Within the first minute of meeting Mohamed El-Erian, you understand why his company, PIMCO, and the man, is so successful. His charm immediately put our staff at ease, going so far as to joke with our German-born photographer about the pretzels in Munich and proffering a signed copy of his book. We imagine he employs this tactic in everything from meetings before the board to his personal rapport with Michelle Obama.
PIMCO’s staff efficiently briefed us on the idiosyncrasies of its CEO beforehand, helping to maximize the time he was able to give. We had the feeling this efficiency runs through the entire company, another reason for its success. Lest you think we were being “handled” (the thought did cross our mind), light security during our preparations let us come and go—and wander—as we pleased.
A cursory Google search immediately explains why El-Erian is so busy. In addition to his own book, he regularly writes for the Huffington Post and the Financial Times, provides commentary for other news outlets, does television appearances, speaking engagements, consultations with politicians and everything else that comes from increasingly sharing a role as the “face” of the company with founder Bill Gross. He is currently a board member of the National Bureau of Economic Research, the Carnegie Endowment for International Peace and Cambridge in America.
Oh, and did we mention he also runs the world’s largest bond shop?
In just the past two months, he’s made headlines for his comments about QE3 (he said it’s likely), his call for no more IMF aid to Europe, his take on the unemployment figures (they’re good and getting better) and his defense of Clint Eastwood over the Super Bowl ad controversy. He even managed to include his beloved New York Jets (no one’s perfect) in an analogy on the Greek debt crisis.
The New York-born El-Erian lived in Egypt as a child. He holds a master’s degree and doctorate in economics from Oxford University and received his undergraduate degree from Cambridge University. He first joined PIMCO in 1999 and was a senior member of PIMCO’s portfolio management and investment strategy group. He left for two years to serve as president and CEO of Harvard Management Company, the entity that manages Harvard’s endowment and related accounts, at a time when the endowment was arguably at its highest point.
Before coming to PIMCO, El-Erian was a managing director at Salomon Smith Barney/Citigroup in London, and before that he spent 15 years at the International Monetary Fund in Washington.

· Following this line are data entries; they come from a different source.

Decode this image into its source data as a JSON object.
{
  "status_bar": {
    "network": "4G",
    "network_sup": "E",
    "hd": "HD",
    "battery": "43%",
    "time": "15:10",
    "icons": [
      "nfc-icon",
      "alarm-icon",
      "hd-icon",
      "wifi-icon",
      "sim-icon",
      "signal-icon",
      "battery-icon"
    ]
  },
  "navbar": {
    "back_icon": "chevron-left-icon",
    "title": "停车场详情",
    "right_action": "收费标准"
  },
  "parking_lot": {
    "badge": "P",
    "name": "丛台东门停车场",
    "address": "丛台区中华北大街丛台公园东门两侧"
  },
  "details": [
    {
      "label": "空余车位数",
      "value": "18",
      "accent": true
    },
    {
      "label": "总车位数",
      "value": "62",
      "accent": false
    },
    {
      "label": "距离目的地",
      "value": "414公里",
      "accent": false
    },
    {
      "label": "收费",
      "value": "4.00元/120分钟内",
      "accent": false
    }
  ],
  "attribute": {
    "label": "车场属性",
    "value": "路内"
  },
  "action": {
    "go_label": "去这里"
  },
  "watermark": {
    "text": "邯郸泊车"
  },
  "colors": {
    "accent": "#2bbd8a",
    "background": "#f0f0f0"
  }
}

Despite the fact that PIMCO’s signature fund, PIMCO Total Return (PTTRX), blew a call on Treasuries and ended up underperforming 69% of its peers in 2011, it’s rebounded nicely, outperforming 79% of its peers in the first quarter and attracting $1.7 billion in new assets.
And people (meaning us) still want to know what PIMCO and El-Erian think, especially when it comes to the three biggest issues facing advisors in the near term (12-18 months)?
“Helping clients navigate, to use Chairman Bernanke’s phrase, ‘an unusually uncertain outlook’ for markets and the global economy; second, keeping up with changing correlations among asset classes and their implications for asset allocation and risk management. Lastly, adapting to the changing financial and institutional landscape as new regulations are implemented and companies adjust.
Find out who was named on the 2012 IA 25 in Investment Advisor’s May issue.
Check out more extended interviews of the 2012 IA 25 at AdvisorOne.
Read more about Mohamed El-Erian from the 2011 IA 25.